Items from an interface collection
BEGIN
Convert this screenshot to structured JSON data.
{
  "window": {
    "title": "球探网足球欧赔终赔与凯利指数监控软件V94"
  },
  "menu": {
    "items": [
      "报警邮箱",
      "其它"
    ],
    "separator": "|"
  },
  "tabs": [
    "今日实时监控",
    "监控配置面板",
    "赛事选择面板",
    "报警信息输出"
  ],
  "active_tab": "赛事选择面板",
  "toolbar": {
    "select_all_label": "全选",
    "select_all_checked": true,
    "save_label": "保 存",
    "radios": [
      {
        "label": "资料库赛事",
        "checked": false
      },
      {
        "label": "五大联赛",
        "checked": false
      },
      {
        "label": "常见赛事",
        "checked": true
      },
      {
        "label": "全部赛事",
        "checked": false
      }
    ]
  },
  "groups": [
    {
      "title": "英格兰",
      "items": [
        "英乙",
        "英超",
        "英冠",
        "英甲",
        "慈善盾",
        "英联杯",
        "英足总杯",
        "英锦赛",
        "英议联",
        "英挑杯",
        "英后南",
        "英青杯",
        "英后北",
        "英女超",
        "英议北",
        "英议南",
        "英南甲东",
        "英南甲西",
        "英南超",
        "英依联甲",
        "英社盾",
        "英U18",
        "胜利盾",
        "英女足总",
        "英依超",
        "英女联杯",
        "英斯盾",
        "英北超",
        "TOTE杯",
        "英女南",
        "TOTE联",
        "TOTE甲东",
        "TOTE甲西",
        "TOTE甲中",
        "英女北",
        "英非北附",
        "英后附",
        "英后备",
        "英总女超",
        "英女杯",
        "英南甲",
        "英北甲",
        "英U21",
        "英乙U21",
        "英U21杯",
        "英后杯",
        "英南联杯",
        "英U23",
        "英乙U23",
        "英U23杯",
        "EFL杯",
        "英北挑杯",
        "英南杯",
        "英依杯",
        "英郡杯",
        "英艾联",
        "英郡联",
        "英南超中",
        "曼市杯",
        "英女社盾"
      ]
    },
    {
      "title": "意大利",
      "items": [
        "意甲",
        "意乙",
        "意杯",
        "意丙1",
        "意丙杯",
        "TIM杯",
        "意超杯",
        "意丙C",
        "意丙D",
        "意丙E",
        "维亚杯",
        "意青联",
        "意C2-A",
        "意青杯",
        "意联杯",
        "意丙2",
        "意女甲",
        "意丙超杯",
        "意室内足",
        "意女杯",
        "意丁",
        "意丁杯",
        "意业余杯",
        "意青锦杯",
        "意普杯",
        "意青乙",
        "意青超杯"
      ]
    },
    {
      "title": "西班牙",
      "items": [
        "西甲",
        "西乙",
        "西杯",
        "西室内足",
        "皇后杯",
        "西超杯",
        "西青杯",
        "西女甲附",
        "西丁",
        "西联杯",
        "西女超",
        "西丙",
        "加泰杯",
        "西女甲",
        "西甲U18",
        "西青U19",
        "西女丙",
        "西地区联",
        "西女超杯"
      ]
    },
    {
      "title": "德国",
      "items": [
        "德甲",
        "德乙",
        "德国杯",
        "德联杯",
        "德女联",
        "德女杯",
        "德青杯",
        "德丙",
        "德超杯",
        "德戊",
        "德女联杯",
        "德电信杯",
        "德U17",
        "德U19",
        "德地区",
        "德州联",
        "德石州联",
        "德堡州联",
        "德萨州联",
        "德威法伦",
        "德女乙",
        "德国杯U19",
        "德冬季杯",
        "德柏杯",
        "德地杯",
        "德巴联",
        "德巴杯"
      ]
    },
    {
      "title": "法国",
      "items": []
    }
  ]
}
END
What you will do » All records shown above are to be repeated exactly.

Output of the exercise »
Convert this screenshot to structured JSON data.
{
  "window": {
    "title": "球探网足球欧赔终赔与凯利指数监控软件V94"
  },
  "menu": {
    "items": [
      "报警邮箱",
      "其它"
    ],
    "separator": "|"
  },
  "tabs": [
    "今日实时监控",
    "监控配置面板",
    "赛事选择面板",
    "报警信息输出"
  ],
  "active_tab": "赛事选择面板",
  "toolbar": {
    "select_all_label": "全选",
    "select_all_checked": true,
    "save_label": "保 存",
    "radios": [
      {
        "label": "资料库赛事",
        "checked": false
      },
      {
        "label": "五大联赛",
        "checked": false
      },
      {
        "label": "常见赛事",
        "checked": true
      },
      {
        "label": "全部赛事",
        "checked": false
      }
    ]
  },
  "groups": [
    {
      "title": "英格兰",
      "items": [
        "英乙",
        "英超",
        "英冠",
        "英甲",
        "慈善盾",
        "英联杯",
        "英足总杯",
        "英锦赛",
        "英议联",
        "英挑杯",
        "英后南",
        "英青杯",
        "英后北",
        "英女超",
        "英议北",
        "英议南",
        "英南甲东",
        "英南甲西",
        "英南超",
        "英依联甲",
        "英社盾",
        "英U18",
        "胜利盾",
        "英女足总",
        "英依超",
        "英女联杯",
        "英斯盾",
        "英北超",
        "TOTE杯",
        "英女南",
        "TOTE联",
        "TOTE甲东",
        "TOTE甲西",
        "TOTE甲中",
        "英女北",
        "英非北附",
        "英后附",
        "英后备",
        "英总女超",
        "英女杯",
        "英南甲",
        "英北甲",
        "英U21",
        "英乙U21",
        "英U21杯",
        "英后杯",
        "英南联杯",
        "英U23",
        "英乙U23",
        "英U23杯",
        "EFL杯",
        "英北挑杯",
        "英南杯",
        "英依杯",
        "英郡杯",
        "英艾联",
        "英郡联",
        "英南超中",
        "曼市杯",
        "英女社盾"
      ]
    },
    {
      "title": "意大利",
      "items": [
        "意甲",
        "意乙",
        "意杯",
        "意丙1",
        "意丙杯",
        "TIM杯",
        "意超杯",
        "意丙C",
        "意丙D",
        "意丙E",
        "维亚杯",
        "意青联",
        "意C2-A",
        "意青杯",
        "意联杯",
        "意丙2",
        "意女甲",
        "意丙超杯",
        "意室内足",
        "意女杯",
        "意丁",
        "意丁杯",
        "意业余杯",
        "意青锦杯",
        "意普杯",
        "意青乙",
        "意青超杯"
      ]
    },
    {
      "title": "西班牙",
      "items": [
        "西甲",
        "西乙",
        "西杯",
        "西室内足",
        "皇后杯",
        "西超杯",
        "西青杯",
        "西女甲附",
        "西丁",
        "西联杯",
        "西女超",
        "西丙",
        "加泰杯",
        "西女甲",
        "西甲U18",
        "西青U19",
        "西女丙",
        "西地区联",
        "西女超杯"
      ]
    },
    {
      "title": "德国",
      "items": [
        "德甲",
        "德乙",
        "德国杯",
        "德联杯",
        "德女联",
        "德女杯",
        "德青杯",
        "德丙",
        "德超杯",
        "德戊",
        "德女联杯",
        "德电信杯",
        "德U17",
        "德U19",
        "德地区",
        "德州联",
        "德石州联",
        "德堡州联",
        "德萨州联",
        "德威法伦",
        "德女乙",
        "德国杯U19",
        "德冬季杯",
        "德柏杯",
        "德地杯",
        "德巴联",
        "德巴杯"
      ]
    },
    {
      "title": "法国",
      "items": []
    }
  ]
}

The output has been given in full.